How to complete this task –
Lines below that include the word "prod" should each be copied.

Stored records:
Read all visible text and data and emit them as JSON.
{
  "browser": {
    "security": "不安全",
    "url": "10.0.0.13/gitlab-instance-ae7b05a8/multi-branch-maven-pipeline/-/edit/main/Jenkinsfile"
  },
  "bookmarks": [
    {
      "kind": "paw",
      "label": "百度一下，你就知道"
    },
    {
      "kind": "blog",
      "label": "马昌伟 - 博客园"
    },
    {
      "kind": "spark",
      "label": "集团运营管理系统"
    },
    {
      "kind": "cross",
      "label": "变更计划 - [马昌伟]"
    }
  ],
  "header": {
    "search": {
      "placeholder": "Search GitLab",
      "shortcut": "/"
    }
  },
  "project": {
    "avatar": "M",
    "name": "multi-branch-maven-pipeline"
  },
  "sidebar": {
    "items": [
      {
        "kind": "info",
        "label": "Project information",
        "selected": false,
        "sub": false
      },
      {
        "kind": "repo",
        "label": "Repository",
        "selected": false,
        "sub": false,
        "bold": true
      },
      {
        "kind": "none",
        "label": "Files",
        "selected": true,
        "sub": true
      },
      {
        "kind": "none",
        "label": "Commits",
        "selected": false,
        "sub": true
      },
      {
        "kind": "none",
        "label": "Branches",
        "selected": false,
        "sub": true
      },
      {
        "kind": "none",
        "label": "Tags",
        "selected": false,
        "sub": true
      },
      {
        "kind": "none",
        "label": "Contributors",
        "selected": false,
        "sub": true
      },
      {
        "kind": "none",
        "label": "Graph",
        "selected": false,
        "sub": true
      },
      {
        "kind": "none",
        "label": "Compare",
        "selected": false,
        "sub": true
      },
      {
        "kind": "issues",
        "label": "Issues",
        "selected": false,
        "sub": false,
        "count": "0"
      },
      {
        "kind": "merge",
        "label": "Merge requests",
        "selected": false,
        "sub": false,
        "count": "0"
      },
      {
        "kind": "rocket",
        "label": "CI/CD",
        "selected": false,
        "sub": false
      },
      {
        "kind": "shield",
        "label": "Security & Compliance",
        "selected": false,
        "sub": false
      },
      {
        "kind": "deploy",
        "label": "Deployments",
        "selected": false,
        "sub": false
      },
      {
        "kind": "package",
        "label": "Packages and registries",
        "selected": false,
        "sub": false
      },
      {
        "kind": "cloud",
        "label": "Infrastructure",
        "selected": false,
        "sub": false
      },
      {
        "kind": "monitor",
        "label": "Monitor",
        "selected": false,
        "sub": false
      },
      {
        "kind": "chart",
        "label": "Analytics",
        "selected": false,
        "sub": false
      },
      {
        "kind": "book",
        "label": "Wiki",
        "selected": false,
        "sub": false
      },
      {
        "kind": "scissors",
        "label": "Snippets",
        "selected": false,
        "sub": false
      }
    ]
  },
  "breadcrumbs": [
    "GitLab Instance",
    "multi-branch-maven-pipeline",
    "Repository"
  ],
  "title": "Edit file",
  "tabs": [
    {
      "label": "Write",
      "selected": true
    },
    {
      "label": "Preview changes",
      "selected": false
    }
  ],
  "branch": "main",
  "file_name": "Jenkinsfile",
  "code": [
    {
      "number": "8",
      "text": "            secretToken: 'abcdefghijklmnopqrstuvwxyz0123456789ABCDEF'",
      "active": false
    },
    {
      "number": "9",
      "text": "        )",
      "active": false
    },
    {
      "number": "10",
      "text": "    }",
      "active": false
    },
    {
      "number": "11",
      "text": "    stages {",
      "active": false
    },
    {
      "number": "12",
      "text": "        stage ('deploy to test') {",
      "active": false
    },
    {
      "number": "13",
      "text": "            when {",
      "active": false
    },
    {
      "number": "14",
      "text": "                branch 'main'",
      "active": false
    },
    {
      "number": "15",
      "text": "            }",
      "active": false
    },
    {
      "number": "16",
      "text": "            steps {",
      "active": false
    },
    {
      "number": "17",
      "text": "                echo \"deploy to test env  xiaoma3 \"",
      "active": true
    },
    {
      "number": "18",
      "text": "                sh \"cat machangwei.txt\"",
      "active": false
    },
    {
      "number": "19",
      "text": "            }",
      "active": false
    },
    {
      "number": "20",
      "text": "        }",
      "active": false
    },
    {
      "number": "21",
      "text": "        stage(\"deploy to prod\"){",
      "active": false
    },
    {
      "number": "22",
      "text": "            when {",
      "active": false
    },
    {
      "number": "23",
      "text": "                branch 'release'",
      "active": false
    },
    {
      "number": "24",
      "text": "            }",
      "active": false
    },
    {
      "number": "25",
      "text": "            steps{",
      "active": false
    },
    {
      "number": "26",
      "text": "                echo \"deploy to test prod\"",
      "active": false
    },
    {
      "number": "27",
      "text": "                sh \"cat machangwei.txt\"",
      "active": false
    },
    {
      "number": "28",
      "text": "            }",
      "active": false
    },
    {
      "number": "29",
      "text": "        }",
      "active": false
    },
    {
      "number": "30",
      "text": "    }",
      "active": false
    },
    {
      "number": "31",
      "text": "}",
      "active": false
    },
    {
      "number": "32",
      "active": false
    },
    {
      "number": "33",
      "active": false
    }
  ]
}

Result –
      "text": "        stage(\"deploy to prod\"){",
      "text": "                echo \"deploy to test prod\"",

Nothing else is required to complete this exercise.